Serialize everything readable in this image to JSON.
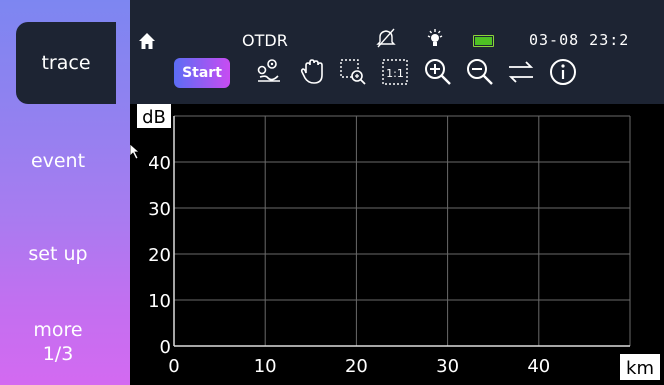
{
  "sidebar": {
    "items": [
      {
        "label": "trace"
      },
      {
        "label": "event"
      },
      {
        "label": "set up"
      },
      {
        "label_line1": "more",
        "label_line2": "1/3"
      }
    ],
    "gradient_top": "#7d86f1",
    "gradient_bottom": "#d36af1"
  },
  "header": {
    "title": "OTDR",
    "clock": "03-08 23:2",
    "start_label": "Start",
    "icons": [
      "home-icon",
      "mute-icon",
      "bulb-icon",
      "battery-icon"
    ],
    "toolbar_icons": [
      "marker-icon",
      "hand-icon",
      "zoom-area-icon",
      "one-to-one-icon",
      "zoom-in-icon",
      "zoom-out-icon",
      "swap-icon",
      "info-icon"
    ],
    "one_to_one_label": "1:1",
    "accent": "#4ec023"
  },
  "chart_data": {
    "type": "line",
    "xlabel": "km",
    "ylabel": "dB",
    "xlim": [
      0,
      50
    ],
    "ylim": [
      0,
      50
    ],
    "xticks": [
      0,
      10,
      20,
      30,
      40
    ],
    "yticks": [
      0,
      10,
      20,
      30,
      40
    ],
    "grid": true,
    "series": []
  }
}
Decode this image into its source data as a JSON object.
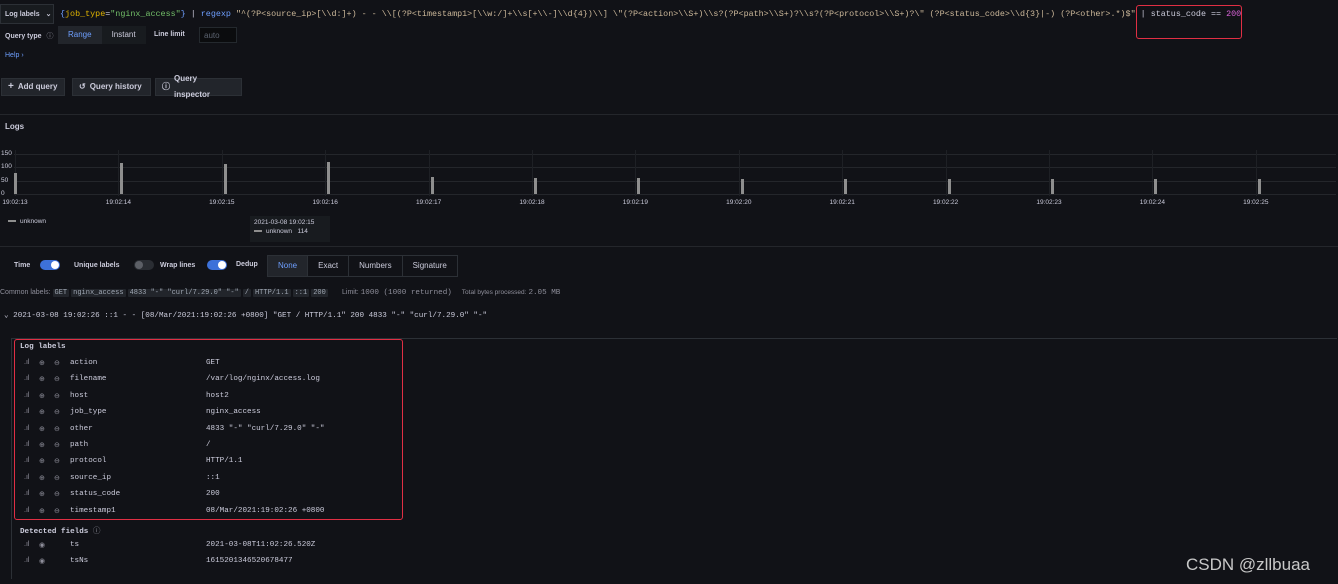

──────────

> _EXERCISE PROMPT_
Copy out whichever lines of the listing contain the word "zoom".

> _SOLUTION TO THIS PROBLEM_
      "zoom-area-icon",
      "zoom-in-icon",
      "zoom-out-icon",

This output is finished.